By nobody’s estimation is Jon Huntsman anything but a long-shot for the Republican presidential nomination. He lags far behind such big names as Rick Perry, who is number one in the polls, Mitt Romney, who is number two, and Michele Bachmann, coming in at third. By comparison, Huntsman barely registers. If you look at the Republican-friendly Rasmussen poll of September 1 you’ll see that Huntsman ranks just below the abysmally hopeless Rick Santorum, and losing to President Obama 44 percent to 28 percent.
If you look at RealClearPolitics, you see Huntsman barely registering. This guy is nearly flatlined. Gallup doesn’t add any hope to Huntsman’s bleak outlook. His “positive intensity score” is below all other Republican hopefuls, including (again) Santorum. Nobody knows who the former Utah governor is. He’s got the same image problem as Minnesota’s Tim Pawlenty, who already recognized the writing on the wall and dropped out after the Iowa Straw Poll. Huntsman, for his part, isn’t even competing in Iowa. He recognizes that his stance on ethanol makes him unpopular there.
Gallup shows Huntsman is not as polarizing a figure as say, Sarah Palin or Newt Gingrich, but that won’t help if nobody knows who he is and he has the lowest recognition number among all Republican contenders.
Sarah Palin 97
Rudy Giuliani 91
Mitt Romney 88
Michele Bachmann 85
Newt Gingrich 85
Ron Paul 78
Rick Perry 75
Rick Santorum 52
Herman Cain 50
Jon Huntsman 43
He is not terribly controversial and most of his agitating remarks have been directed so far at his fellow Republican hopefuls. On Thursday, for example, appearing on NBC’s Today Show, Huntsman took shots at Romney, Perry, and Bachmann saying of them that “we’re getting drama but not solutions.”

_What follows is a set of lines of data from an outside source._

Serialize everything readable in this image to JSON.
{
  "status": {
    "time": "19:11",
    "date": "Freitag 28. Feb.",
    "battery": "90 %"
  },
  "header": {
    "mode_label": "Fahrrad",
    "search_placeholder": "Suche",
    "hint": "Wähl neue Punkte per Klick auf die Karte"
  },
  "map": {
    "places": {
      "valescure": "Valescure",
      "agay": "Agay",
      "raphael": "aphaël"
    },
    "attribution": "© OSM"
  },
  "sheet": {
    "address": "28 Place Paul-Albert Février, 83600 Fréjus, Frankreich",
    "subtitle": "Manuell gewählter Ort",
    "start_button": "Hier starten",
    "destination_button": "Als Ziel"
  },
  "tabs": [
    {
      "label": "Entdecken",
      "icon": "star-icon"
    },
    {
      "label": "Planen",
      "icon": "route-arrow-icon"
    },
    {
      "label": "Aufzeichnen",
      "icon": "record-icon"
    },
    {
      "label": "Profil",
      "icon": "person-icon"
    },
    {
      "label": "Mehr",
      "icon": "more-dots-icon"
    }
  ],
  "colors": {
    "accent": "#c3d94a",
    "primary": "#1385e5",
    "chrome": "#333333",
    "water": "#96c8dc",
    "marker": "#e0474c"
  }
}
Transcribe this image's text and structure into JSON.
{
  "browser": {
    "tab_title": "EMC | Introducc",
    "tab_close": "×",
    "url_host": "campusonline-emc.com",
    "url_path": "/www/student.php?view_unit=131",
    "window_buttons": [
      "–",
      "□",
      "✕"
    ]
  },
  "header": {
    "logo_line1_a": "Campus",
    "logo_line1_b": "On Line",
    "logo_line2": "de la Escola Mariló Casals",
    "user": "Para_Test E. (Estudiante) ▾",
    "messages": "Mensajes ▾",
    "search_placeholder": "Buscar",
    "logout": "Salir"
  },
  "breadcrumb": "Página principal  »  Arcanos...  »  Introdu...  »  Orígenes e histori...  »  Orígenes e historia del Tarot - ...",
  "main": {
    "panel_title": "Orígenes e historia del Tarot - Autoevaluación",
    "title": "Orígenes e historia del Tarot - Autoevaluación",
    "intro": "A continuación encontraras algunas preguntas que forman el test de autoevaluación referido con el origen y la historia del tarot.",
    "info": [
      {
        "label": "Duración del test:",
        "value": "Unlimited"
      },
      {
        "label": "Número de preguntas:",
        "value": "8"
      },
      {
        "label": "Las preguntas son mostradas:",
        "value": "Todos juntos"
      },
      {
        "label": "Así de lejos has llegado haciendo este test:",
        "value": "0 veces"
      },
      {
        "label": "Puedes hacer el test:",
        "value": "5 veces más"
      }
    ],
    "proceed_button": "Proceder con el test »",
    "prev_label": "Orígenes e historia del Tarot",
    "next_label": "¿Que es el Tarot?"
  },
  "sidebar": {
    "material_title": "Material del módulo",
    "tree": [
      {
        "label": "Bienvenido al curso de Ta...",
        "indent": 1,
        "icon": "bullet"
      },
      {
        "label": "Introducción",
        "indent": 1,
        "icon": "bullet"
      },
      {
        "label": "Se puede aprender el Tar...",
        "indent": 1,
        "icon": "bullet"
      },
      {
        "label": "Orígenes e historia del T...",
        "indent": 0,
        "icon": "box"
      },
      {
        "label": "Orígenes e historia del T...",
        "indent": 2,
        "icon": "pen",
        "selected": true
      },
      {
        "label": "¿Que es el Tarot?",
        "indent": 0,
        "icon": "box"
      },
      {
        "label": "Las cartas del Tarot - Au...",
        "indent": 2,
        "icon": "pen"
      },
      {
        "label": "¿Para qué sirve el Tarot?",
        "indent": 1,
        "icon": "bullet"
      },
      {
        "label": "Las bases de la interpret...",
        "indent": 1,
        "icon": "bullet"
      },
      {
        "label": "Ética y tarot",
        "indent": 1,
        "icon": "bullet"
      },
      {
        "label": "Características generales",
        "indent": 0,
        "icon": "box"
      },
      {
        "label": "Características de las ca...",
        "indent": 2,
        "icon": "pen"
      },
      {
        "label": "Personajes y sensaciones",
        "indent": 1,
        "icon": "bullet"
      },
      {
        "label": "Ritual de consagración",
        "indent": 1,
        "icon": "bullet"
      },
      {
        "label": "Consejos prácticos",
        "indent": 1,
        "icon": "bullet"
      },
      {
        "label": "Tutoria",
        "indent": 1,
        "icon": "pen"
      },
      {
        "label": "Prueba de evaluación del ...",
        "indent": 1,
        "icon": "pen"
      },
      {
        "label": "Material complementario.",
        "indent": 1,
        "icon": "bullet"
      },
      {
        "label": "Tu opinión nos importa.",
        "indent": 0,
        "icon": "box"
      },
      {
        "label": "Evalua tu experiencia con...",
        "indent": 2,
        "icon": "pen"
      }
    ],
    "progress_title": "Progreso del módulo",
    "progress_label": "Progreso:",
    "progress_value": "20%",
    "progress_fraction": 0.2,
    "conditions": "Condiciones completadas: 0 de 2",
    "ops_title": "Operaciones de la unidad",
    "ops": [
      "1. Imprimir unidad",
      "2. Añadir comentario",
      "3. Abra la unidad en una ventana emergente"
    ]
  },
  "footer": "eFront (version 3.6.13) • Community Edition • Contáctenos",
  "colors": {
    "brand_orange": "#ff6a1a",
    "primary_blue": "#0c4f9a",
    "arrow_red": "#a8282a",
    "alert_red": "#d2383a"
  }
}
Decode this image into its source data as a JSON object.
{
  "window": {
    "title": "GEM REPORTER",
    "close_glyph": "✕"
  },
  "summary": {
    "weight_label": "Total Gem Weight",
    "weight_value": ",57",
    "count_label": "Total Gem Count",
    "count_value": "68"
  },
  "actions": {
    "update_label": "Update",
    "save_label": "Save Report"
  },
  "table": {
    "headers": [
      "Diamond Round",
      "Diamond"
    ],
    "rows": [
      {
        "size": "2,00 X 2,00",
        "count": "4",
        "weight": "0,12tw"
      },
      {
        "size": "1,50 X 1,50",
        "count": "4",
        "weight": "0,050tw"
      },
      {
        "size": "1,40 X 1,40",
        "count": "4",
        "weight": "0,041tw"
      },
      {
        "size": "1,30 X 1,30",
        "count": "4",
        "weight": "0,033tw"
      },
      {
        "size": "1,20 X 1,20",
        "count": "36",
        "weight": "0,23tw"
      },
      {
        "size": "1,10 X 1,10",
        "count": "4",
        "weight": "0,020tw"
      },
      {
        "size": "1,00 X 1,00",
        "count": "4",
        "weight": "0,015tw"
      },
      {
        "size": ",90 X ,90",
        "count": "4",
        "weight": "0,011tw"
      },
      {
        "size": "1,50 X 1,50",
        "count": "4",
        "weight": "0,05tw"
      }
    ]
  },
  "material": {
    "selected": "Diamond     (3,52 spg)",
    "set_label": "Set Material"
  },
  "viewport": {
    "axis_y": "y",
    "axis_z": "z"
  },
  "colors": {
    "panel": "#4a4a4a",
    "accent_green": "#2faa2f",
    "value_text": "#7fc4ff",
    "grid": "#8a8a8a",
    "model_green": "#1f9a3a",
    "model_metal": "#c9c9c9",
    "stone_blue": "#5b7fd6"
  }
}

A candidate needs something to set them apart – this is a problem for all Republican candidates who are selling more of the same. Huntsman unveiled his “jobs plan” in New Hampshire on Wednesday and it’s pretty standard fare, including elimination of taxes on capital gains and dividends, lowering business taxes from 35 percent to 25 percent and cutting the tax rate for the richest Americans by more than a third. He wants to cut just about everything that benefits all but the rich and corporations. He also said he would eliminate “Obamacare” and the Dodd-Frank oversight bill, and of course, took the obligatory shots at the EPA. If this is moderation, we can do without it. The Wall Street Journal gushed positive in an editorial about Huntsman’s jobs plan Thursday but it’s difficult to see where it really sets him apart from any other nihilistic GOP economic platform.
A FOX News poll conducted at the end of August isn’t any more helpful. This shows Rick Perry at the top with 26 percent, Mitt Romney second with 18 percent, and Jon Huntsman with 1 percent, after the almost universally unwanted Sarah Palin, Ron Paul, Michele Bachmann, Rudy Giuliani, Herman Cain, Newt Gingrich, and Rick Santorum. If you pare the list down to just the announced candidates (excluding Palin and Giuliani for example) it doesn’t get any better: Huntsman is still at the bottom of the heap. It’s pathetic. I mentioned above that he is not polarizing, and the FOX News poll confirms this, putting Bachmann at the top of the list, followed by Perry and Palin and Ron Paul in that order, with Jon Huntsman at the bottom.
It’s beginning to look as though Huntsman’s best bet may have been to stay on as Ambassador to China, serving Obama rather than trying to topple him. Back in April you could already see the writing on the wall. As the New York Times reported, 5 percent viewed him favorably, 1 percent unfavorably, and 90 percent had nothing to say because they had “not yet formed an opinion about him.” Ouch.
An IBOPE Zogby presidential poll from July 25, before Perry tossed his hat into the ring, put Huntsman at the bottom, topping only the nearly moribund Newt Gingrich, who is about to lose his only fundamentalist backer to Rick Perry, getting 3 percent to Gingrich’s 1 percent and lagging far behind frontrunner Michele Bachmann (25 percent). You can’t even say Perry killed Huntsman’s hopes – he simply never had any – not a one.
Oscar Wilde said the only thing worse than being talked about is not being talked about. Rick Santorum might disagree (at least where Google is concerned) but nobody is talking about Jon Huntsman and that is likely to be his doom.
Now it turns out, reports the New York Times Caucus blog, Huntsman has shaken up his New Hampshire campaign, firing his state director there (the Union Leader, which broke the story calls it a firing – Huntsman’s campaign calls it an amicable parting). The Huntsman campaign may act like this is no big deal but he’s already switched campaign managers and lost two aids as a result of the shakeup. The latest Quinnipiac poll has Huntsman dead last and I’d say he is on a rocky road to a very narrow horizon, one that is very likely to set on him sooner rather than later.